The President's Council of Advisors on Science and Technology (PCAST) recently released Prepare and Inspire, a report on science, technology, engineering, and math (STEM) education. This report generated relatively little fanfare in the mainstream and online press, but it may someday be seen as a watershed in our nation's educational history. At least we at the Concord Consortium hope so.
Have you ever wondered why manatees have toenails? Do they use them to dig in the sand? Or maybe to scratch their itchy spots?
The interactions among electrons and nuclei are fundamentally important in determining the chemical properties of atoms and molecules. It is the gain, loss, and sharing of electrons that governs all chemical reactions. A chemical bond is created when two or more atoms share their electrons. The distribution of electrons in atoms and molecules affects how they interact and form various structures and states. Understanding the properties of electrons is a key to understanding chemistry.
Did you know that dissolving table salt in water requires energy? Chemists call such a reaction endothermic, but how can you know that's what really happens? Because seeing is believing!
What does inquiry look like in your science classroom? While inquiry appears in many forms, an “inquiry classroom” generally features students experimenting and testing variables, collecting data, analyzing it, presenting it to the class, and building understanding through discussions and scientific debates.
Modern science demands molecular literacy. Secondary science educators are increasingly supporting this view even though it requires substantial changes in the way science is taught.
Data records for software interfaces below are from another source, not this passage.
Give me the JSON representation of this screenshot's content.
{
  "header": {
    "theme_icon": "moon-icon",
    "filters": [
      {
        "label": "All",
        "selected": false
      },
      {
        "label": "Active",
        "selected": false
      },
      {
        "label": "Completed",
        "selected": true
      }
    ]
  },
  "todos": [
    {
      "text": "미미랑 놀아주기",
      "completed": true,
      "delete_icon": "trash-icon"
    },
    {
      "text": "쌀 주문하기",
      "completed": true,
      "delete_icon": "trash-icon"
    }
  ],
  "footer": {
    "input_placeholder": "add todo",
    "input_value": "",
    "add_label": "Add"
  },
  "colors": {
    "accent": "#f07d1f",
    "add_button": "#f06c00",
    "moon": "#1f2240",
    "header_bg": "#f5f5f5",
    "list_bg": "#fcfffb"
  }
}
The Science of Atoms and Molecules (SAM) project has made important contributions to the reordering of the secondary science curriculum by creating materials that help teach students to reason at the molecular level in physics, chemistry, and biology. SAM offers 24 computer-based activities built within Molecular Workbench that allow students to explore the atomic basis of important science phenomena.
The dream of Universal Design for Learning (UDL) is to use computers to create flexible learning activities that can meet the needs of a wide range of young students. Flexibility is important for all students, but particularly for students with mild learning disabilities.
An interview with Concord Consortium co-founder and Director of Technology Stephen Bannasch. Learn what excites him about the future of educational technology and how he hopes our work changes the world.